Assigned task: Beginning with the line that holds "Decode this image", copy each line to the end of the records exactly, except the pictures.

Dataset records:
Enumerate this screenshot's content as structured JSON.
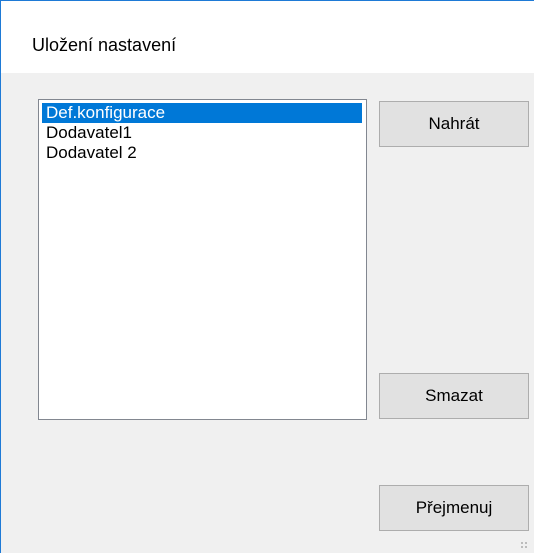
{
  "dialog": {
    "title": "Uložení nastavení"
  },
  "list": {
    "items": [
      {
        "label": "Def.konfigurace",
        "selected": true
      },
      {
        "label": "Dodavatel1",
        "selected": false
      },
      {
        "label": "Dodavatel 2",
        "selected": false
      }
    ]
  },
  "buttons": {
    "load_label": "Nahrát",
    "delete_label": "Smazat",
    "rename_label": "Přejmenuj"
  },
  "colors": {
    "accent": "#0078d7",
    "window_border": "#1e7ad6",
    "dialog_background": "#f0f0f0",
    "button_face": "#e1e1e1"
  }
}
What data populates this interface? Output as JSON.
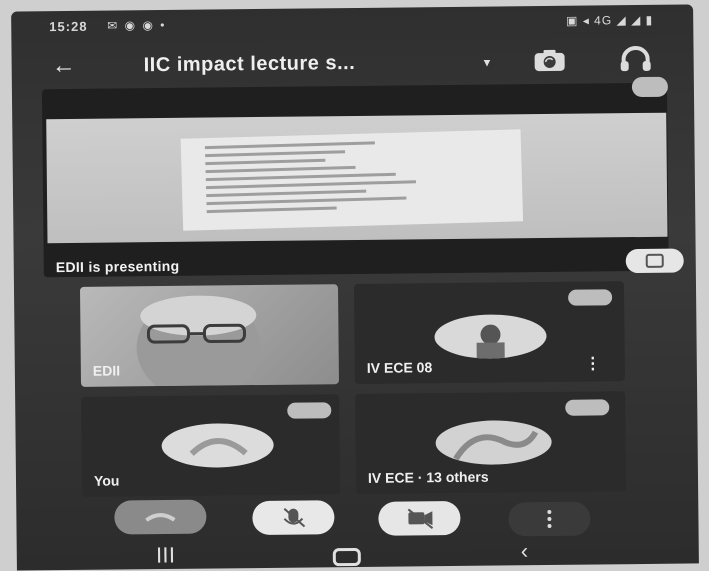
{
  "status_bar": {
    "time": "15:28",
    "left_icons": "✉ ◉ ◉ •",
    "right_icons": "▣ ◂ 4G ◢ ◢ ▮"
  },
  "top_bar": {
    "title": "IIC impact lecture s...",
    "chevron": "▾"
  },
  "presentation": {
    "presenting_label": "EDII is presenting"
  },
  "participants": [
    {
      "name": "EDII"
    },
    {
      "name": "IV ECE 08"
    },
    {
      "name": "You"
    },
    {
      "name": "IV ECE · 13 others"
    }
  ],
  "colors": {
    "frame": "#333333",
    "tile": "#2b2b2b",
    "text": "#f0f0f0",
    "pill": "#bdbdbd"
  },
  "icons": {
    "back": "arrow-left-icon",
    "camera_switch": "camera-switch-icon",
    "audio": "headphones-icon",
    "end_call": "phone-hangup-icon",
    "mic": "mic-off-icon",
    "camera": "camera-off-icon",
    "more": "more-vert-icon"
  }
}
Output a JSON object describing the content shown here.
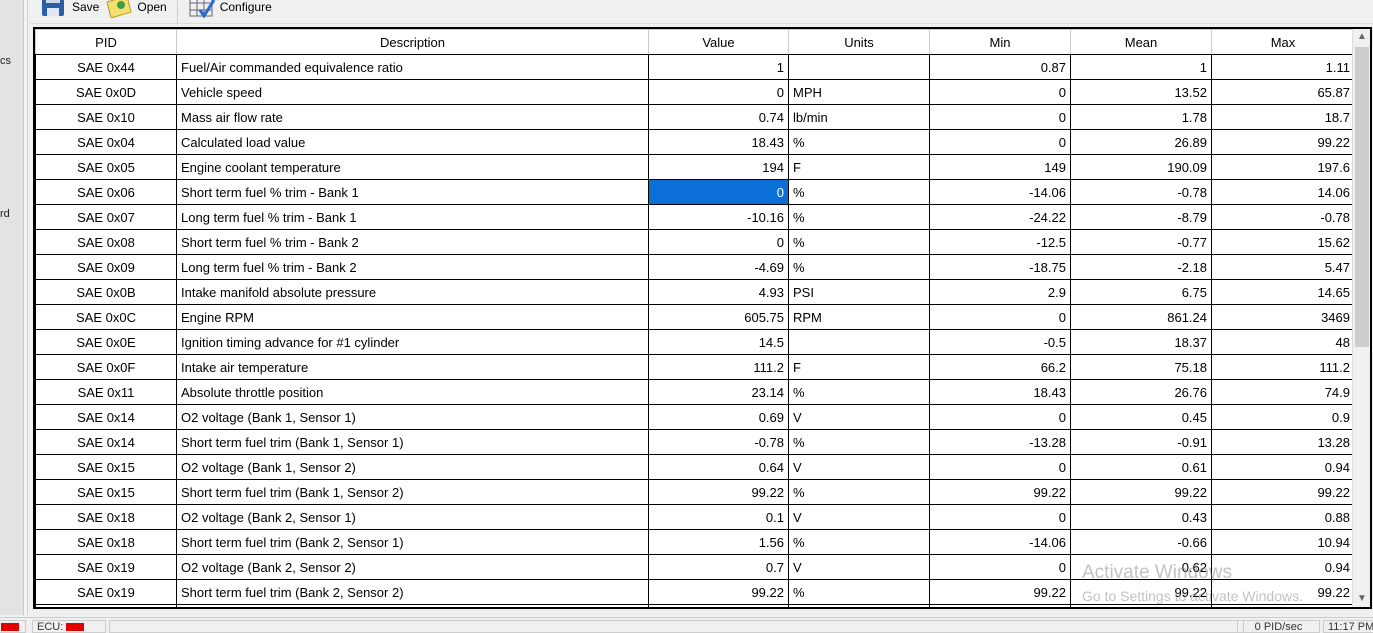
{
  "toolbar": {
    "save": "Save",
    "open": "Open",
    "configure": "Configure"
  },
  "left_panel": {
    "text1": "cs",
    "text2": "rd"
  },
  "columns": [
    "PID",
    "Description",
    "Value",
    "Units",
    "Min",
    "Mean",
    "Max"
  ],
  "rows": [
    [
      "SAE 0x44",
      "Fuel/Air commanded equivalence ratio",
      "1",
      "",
      "0.87",
      "1",
      "1.11"
    ],
    [
      "SAE 0x0D",
      "Vehicle speed",
      "0",
      "MPH",
      "0",
      "13.52",
      "65.87"
    ],
    [
      "SAE 0x10",
      "Mass air flow rate",
      "0.74",
      "lb/min",
      "0",
      "1.78",
      "18.7"
    ],
    [
      "SAE 0x04",
      "Calculated load value",
      "18.43",
      "%",
      "0",
      "26.89",
      "99.22"
    ],
    [
      "SAE 0x05",
      "Engine coolant temperature",
      "194",
      "F",
      "149",
      "190.09",
      "197.6"
    ],
    [
      "SAE 0x06",
      "Short term fuel % trim - Bank 1",
      "0",
      "%",
      "-14.06",
      "-0.78",
      "14.06"
    ],
    [
      "SAE 0x07",
      "Long term fuel % trim - Bank 1",
      "-10.16",
      "%",
      "-24.22",
      "-8.79",
      "-0.78"
    ],
    [
      "SAE 0x08",
      "Short term fuel % trim - Bank 2",
      "0",
      "%",
      "-12.5",
      "-0.77",
      "15.62"
    ],
    [
      "SAE 0x09",
      "Long term fuel % trim - Bank 2",
      "-4.69",
      "%",
      "-18.75",
      "-2.18",
      "5.47"
    ],
    [
      "SAE 0x0B",
      "Intake manifold absolute pressure",
      "4.93",
      "PSI",
      "2.9",
      "6.75",
      "14.65"
    ],
    [
      "SAE 0x0C",
      "Engine RPM",
      "605.75",
      "RPM",
      "0",
      "861.24",
      "3469"
    ],
    [
      "SAE 0x0E",
      "Ignition timing advance for #1 cylinder",
      "14.5",
      "",
      "-0.5",
      "18.37",
      "48"
    ],
    [
      "SAE 0x0F",
      "Intake air temperature",
      "111.2",
      "F",
      "66.2",
      "75.18",
      "111.2"
    ],
    [
      "SAE 0x11",
      "Absolute throttle position",
      "23.14",
      "%",
      "18.43",
      "26.76",
      "74.9"
    ],
    [
      "SAE 0x14",
      "O2 voltage (Bank 1, Sensor 1)",
      "0.69",
      "V",
      "0",
      "0.45",
      "0.9"
    ],
    [
      "SAE 0x14",
      "Short term fuel trim (Bank 1, Sensor 1)",
      "-0.78",
      "%",
      "-13.28",
      "-0.91",
      "13.28"
    ],
    [
      "SAE 0x15",
      "O2 voltage (Bank 1, Sensor 2)",
      "0.64",
      "V",
      "0",
      "0.61",
      "0.94"
    ],
    [
      "SAE 0x15",
      "Short term fuel trim (Bank 1, Sensor 2)",
      "99.22",
      "%",
      "99.22",
      "99.22",
      "99.22"
    ],
    [
      "SAE 0x18",
      "O2 voltage (Bank 2, Sensor 1)",
      "0.1",
      "V",
      "0",
      "0.43",
      "0.88"
    ],
    [
      "SAE 0x18",
      "Short term fuel trim (Bank 2, Sensor 1)",
      "1.56",
      "%",
      "-14.06",
      "-0.66",
      "10.94"
    ],
    [
      "SAE 0x19",
      "O2 voltage (Bank 2, Sensor 2)",
      "0.7",
      "V",
      "0",
      "0.62",
      "0.94"
    ],
    [
      "SAE 0x19",
      "Short term fuel trim (Bank 2, Sensor 2)",
      "99.22",
      "%",
      "99.22",
      "99.22",
      "99.22"
    ]
  ],
  "selected_cell": {
    "row": 5,
    "column": "Value"
  },
  "status": {
    "ecu_label": "ECU:",
    "rate": "0 PID/sec",
    "time": "11:17 PM"
  },
  "watermark": {
    "title": "Activate Windows",
    "subtitle": "Go to Settings to activate Windows."
  },
  "colors": {
    "selection": "#0a6fd6",
    "indicator": "#e00000"
  }
}
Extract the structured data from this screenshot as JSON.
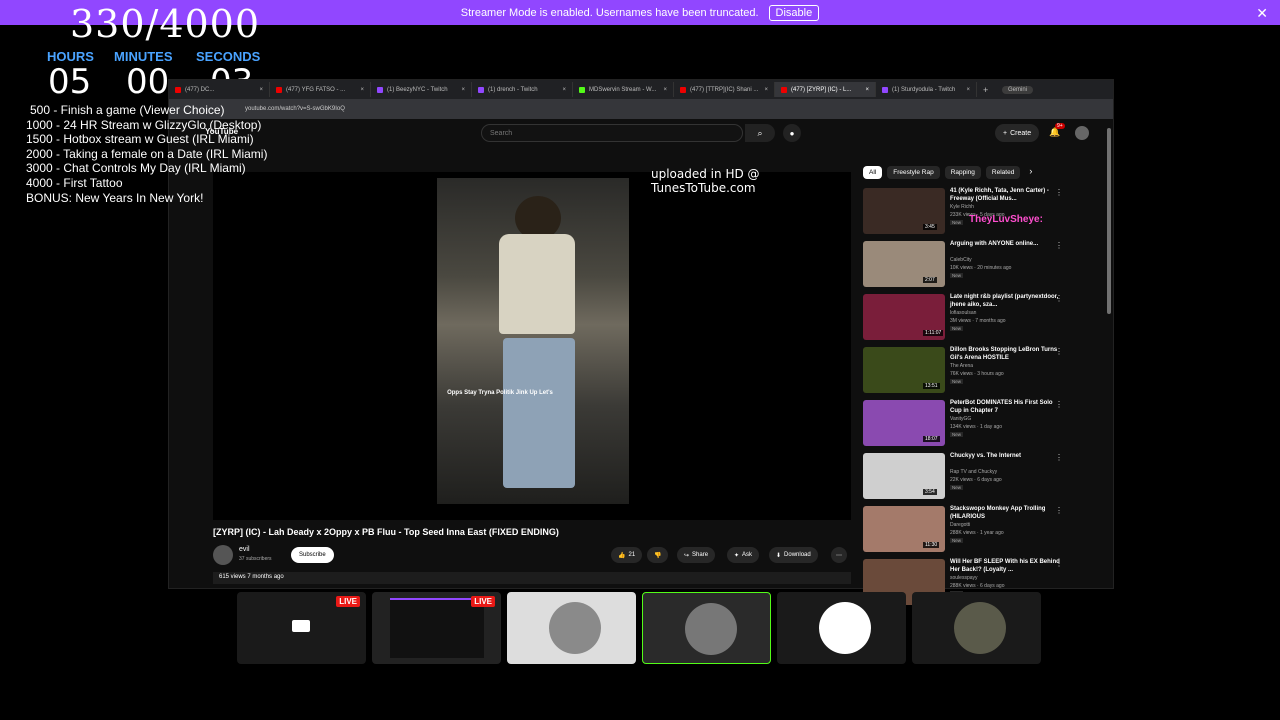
{
  "banner": {
    "message": "Streamer Mode is enabled. Usernames have been truncated.",
    "disable_label": "Disable",
    "close": "✕"
  },
  "overlay": {
    "goal_count": "330/4000",
    "labels": {
      "hours": "HOURS",
      "minutes": "MINUTES",
      "seconds": "SECONDS"
    },
    "values": {
      "hours": "05",
      "minutes": "00",
      "seconds": "03"
    },
    "goals": [
      "500 -  Finish a game (Viewer Choice)",
      "1000 - 24 HR Stream w GlizzyGlo (Desktop)",
      "1500 - Hotbox stream w Guest (IRL Miami)",
      "2000 - Taking a female on a Date (IRL Miami)",
      "3000 - Chat Controls My Day (IRL Miami)",
      "4000 - First Tattoo",
      "BONUS: New Years In New York!"
    ]
  },
  "browser": {
    "tabs": [
      {
        "label": "(477) DC..."
      },
      {
        "label": "(477) YFG FATSO - ..."
      },
      {
        "label": "(1) BeezyNYC - Twitch"
      },
      {
        "label": "(1) drench - Twitch"
      },
      {
        "label": "MDSwervin Stream - W..."
      },
      {
        "label": "(477) [TTRP](IC) Shani ..."
      },
      {
        "label": "(477) [ZYRP] (IC) - L..."
      },
      {
        "label": "(1) Sturdyodula - Twitch"
      }
    ],
    "new_tab": "+",
    "gemini": "Gemini",
    "url": "youtube.com/watch?v=S-swGbK9IoQ"
  },
  "youtube": {
    "logo": "YouTube",
    "search_placeholder": "Search",
    "create_label": "Create",
    "notif_badge": "9+",
    "uploaded_text": "uploaded in HD @ TunesToTube.com",
    "video_caption": "Opps Stay Tryna Politik Jink Up Let's",
    "video_title": "[ZYRP] (IC) - Lah Deady x 2Oppy x PB Fluu - Top Seed Inna East (FIXED ENDING)",
    "channel": {
      "name": "evil",
      "subs": "37 subscribers"
    },
    "subscribe_label": "Subscribe",
    "actions": {
      "likes": "21",
      "share": "Share",
      "ask": "Ask",
      "download": "Download"
    },
    "views_line": "615 views  7 months ago",
    "chips": [
      "All",
      "Freestyle Rap",
      "Rapping",
      "Related"
    ],
    "chat_name": "TheyLuvSheye:",
    "recommendations": [
      {
        "title": "41 (Kyle Richh, Tata, Jenn Carter) - Freeway (Official Mus...",
        "channel": "Kyle Richh",
        "meta": "233K views · 5 days ago",
        "duration": "3:45",
        "color": "#3a2a24"
      },
      {
        "title": "Arguing with ANYONE online...",
        "channel": "CalebCity",
        "meta": "10K views · 20 minutes ago",
        "duration": "2:07",
        "color": "#9a8a7a"
      },
      {
        "title": "Late night r&b playlist (partynextdoor, jhene aiko, sza...",
        "channel": "lofiasoulsan",
        "meta": "3M views · 7 months ago",
        "duration": "1:11:07",
        "color": "#7a1e3a"
      },
      {
        "title": "Dillon Brooks Stopping LeBron Turns Gil's Arena HOSTILE",
        "channel": "The Arena",
        "meta": "76K views · 3 hours ago",
        "duration": "13:51",
        "color": "#3a4a1a"
      },
      {
        "title": "PeterBot DOMINATES His First Solo Cup in Chapter 7",
        "channel": "VanityGG",
        "meta": "134K views · 1 day ago",
        "duration": "18:07",
        "color": "#8a4ab0"
      },
      {
        "title": "Chuckyy vs. The Internet",
        "channel": "Rap TV and Chuckyy",
        "meta": "22K views · 6 days ago",
        "duration": "3:54",
        "color": "#cfcfcf"
      },
      {
        "title": "Stackswopo Monkey App Trolling (HILARIOUS",
        "channel": "Daregotti",
        "meta": "288K views · 1 year ago",
        "duration": "11:30",
        "color": "#a47a6a"
      },
      {
        "title": "Will Her BF SLEEP With his EX Behind Her Back!? (Loyalty ...",
        "channel": "soulesspayy",
        "meta": "288K views · 6 days ago",
        "duration": "",
        "color": "#6a4a3a"
      }
    ],
    "new_label": "New"
  },
  "sources": [
    {
      "live": "LIVE"
    },
    {
      "live": "LIVE"
    },
    {
      "live": ""
    },
    {
      "live": ""
    },
    {
      "live": ""
    },
    {
      "live": ""
    }
  ]
}
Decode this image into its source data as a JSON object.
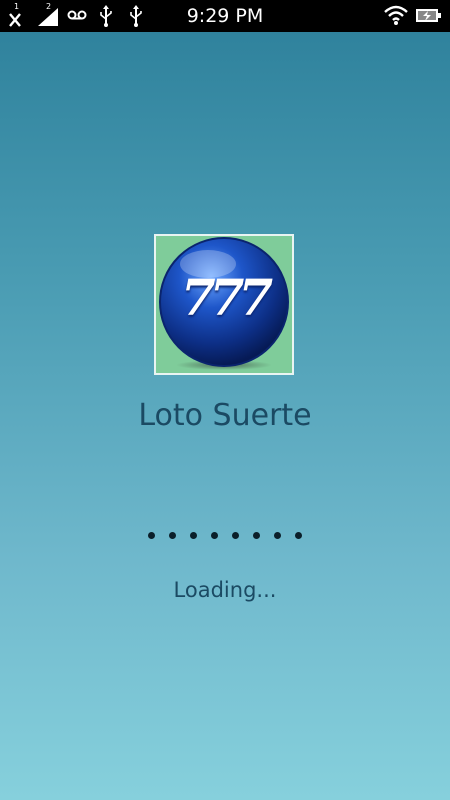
{
  "status_bar": {
    "time": "9:29 PM",
    "sim1_label": "1",
    "sim2_label": "2",
    "icons": [
      "no-signal-icon",
      "signal-bars-icon",
      "voicemail-icon",
      "usb-icon",
      "usb-icon",
      "wifi-icon",
      "battery-charging-icon"
    ]
  },
  "splash": {
    "logo_text": "777",
    "app_name": "Loto Suerte",
    "loading_text": "Loading...",
    "dot_count": 8
  },
  "colors": {
    "background_top": "#2c7f9a",
    "background_bottom": "#86d0dc",
    "logo_bg": "#7fcc9a",
    "ball_blue": "#1a3fa0",
    "title_text": "#1b4a63"
  }
}
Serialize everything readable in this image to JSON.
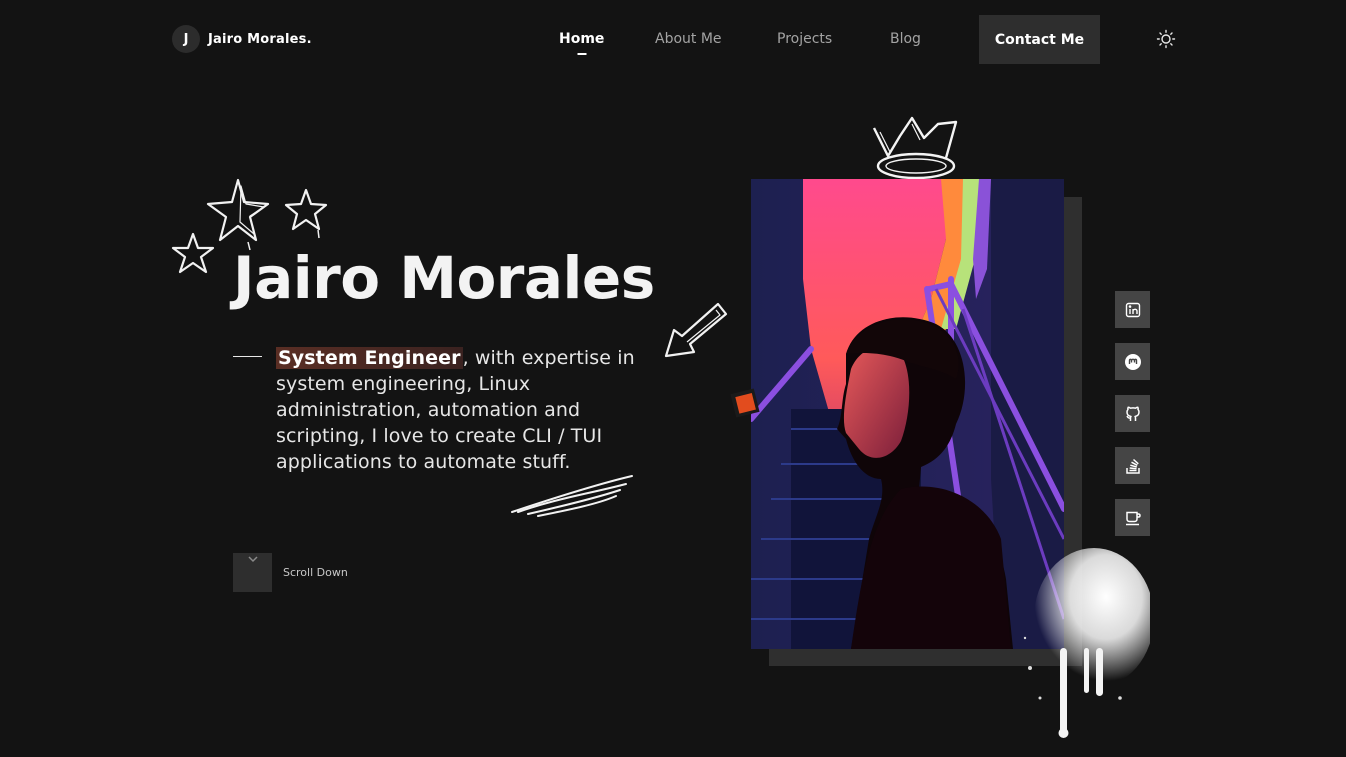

Expected answer:
Decode this image into its source data as a JSON object.
{
  "status_bar": {
    "time": "9:29 PM",
    "sim1_label": "1",
    "sim2_label": "2",
    "icons": [
      "no-signal-icon",
      "signal-bars-icon",
      "voicemail-icon",
      "usb-icon",
      "usb-icon",
      "wifi-icon",
      "battery-charging-icon"
    ]
  },
  "splash": {
    "logo_text": "777",
    "app_name": "Loto Suerte",
    "loading_text": "Loading...",
    "dot_count": 8
  },
  "colors": {
    "background_top": "#2c7f9a",
    "background_bottom": "#86d0dc",
    "logo_bg": "#7fcc9a",
    "ball_blue": "#1a3fa0",
    "title_text": "#1b4a63"
  }
}
Serialize everything readable in this image to JSON.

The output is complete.